Michael Craig-Martin and his NHS poster

Gerbera flowers: A 'positive, hopeful' symbol of thanks

Along with the iconic blue and white NHS logo, Sir Michael's design uses gerbera flowers, also known as the African daisy, as they grow in a riot of colours. This lets people at home apply their own palette to show their appreciation of those doing life-saving work in hospitals and care homes.

Flowers seem appropriate in our present challenging circumstances.
Sir Michael Craig-Martin

"You may be surprised to see me drawing flowers but in isolation I have been drawing fruit, vegetables, and flowers," the artist said. "Of course they refer to ‘nature' in a way I never normally do, but they seem appropriate in our present challenging circumstances."

And he told Get Creative that flowers had an added significance in these extraordinary times. "As the only place one is able to go to is the supermarket, by far the most striking things we see are these gifts of nature. They never looked more important or more beautiful."

There is added symbolism and poignancy to Sir Michael's choice of flower. It was named after the German medical doctor Traugott Gerber in the 18th Century.

Historically, the gerbera has held a variety of meanings in different cultures. It is thought the Egyptians believed that they symbolised a closeness to nature, and for Celts they lessened the sorrows and stresses of everyday life.

Gerberas grow in a variety of hues, making it easy for you to interpret your own colours onto Sir Michael's design


As well as a symbol of thanks, colouring in the poster has the added benefit of being a mindful activity for both adults and children who are being encouraged to stay indoors.

There is a large body of research showing that creative, mindful activities like colouring-in can be really supportive for mental health.
Dr Daisy Fancourt

Dr Daisy Fancourt, who is Associate Professor of Epidemiology at University College London, says colouring has been accepted as a relaxing and calming activity which can help us de-stress as well as explore our creativity.

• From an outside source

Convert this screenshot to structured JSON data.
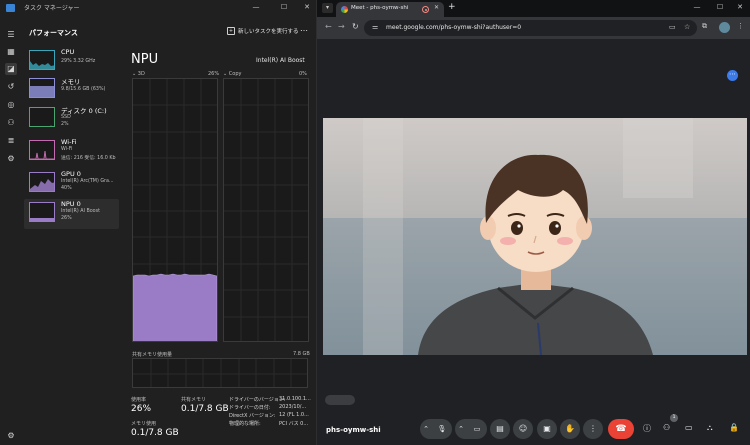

“There is a large body of research showing that creative, mindful activities like colouring-in can be really supportive for mental health," Dr Fancourt said. "They can help to distract people from worries, provide a medium for expressing emotions, and improve self-acceptance.

Research has shown benefits including reduced blood pressure and stress hormones, and improved immune function, from mindful tasks.”

On the NHS website, Professor Mark Williams, who is a former director of the Oxford Mindfulness Centre, says that mindfulness means knowing directly what is going on inside and outside ourselves, moment by moment.

"It's easy to stop noticing the world around us. It's also easy to lose touch with the way our bodies are feeling and to end up living 'in our heads' – caught up in our thoughts without stopping to notice how those thoughts are driving our emotions and behaviour," he says.

The Godfather of YBAs

Born in Dublin, Michael Craig-Martin grew up in the United States before settling in the UK, where he has lived and worked since 1966. He participated in The New Art, the definitive 1972 exhibition of British conceptual art at the Hayward Gallery.

Craig-Martin's numerous exhibitions and installations in galleries and museums across the world have included: the Centre Pompidou, Paris; MoMA, New York; the Kunstvereins in Dusseldorf, Stuttgart, and Hannover; IVAM in Valencia; and Kunsthaus Bregenz. He represented the UK in the 23rd São Paulo Art Biennial.

Craig-Martin was an influential teacher at Goldsmiths College, London, where he taught and supported artists such as Damien Hirst and Sarah Lucas and their famous Freeze exhibition, which kick-started the YBA movement. He was a Tate Trustee from 1989 to 1999, was awarded a CBE in 2000, and was elected to the Royal Academy in 2006. He was knighted in 2016 at the Queen’s Birthday Honours for his services to art.

More ways you can be creative at home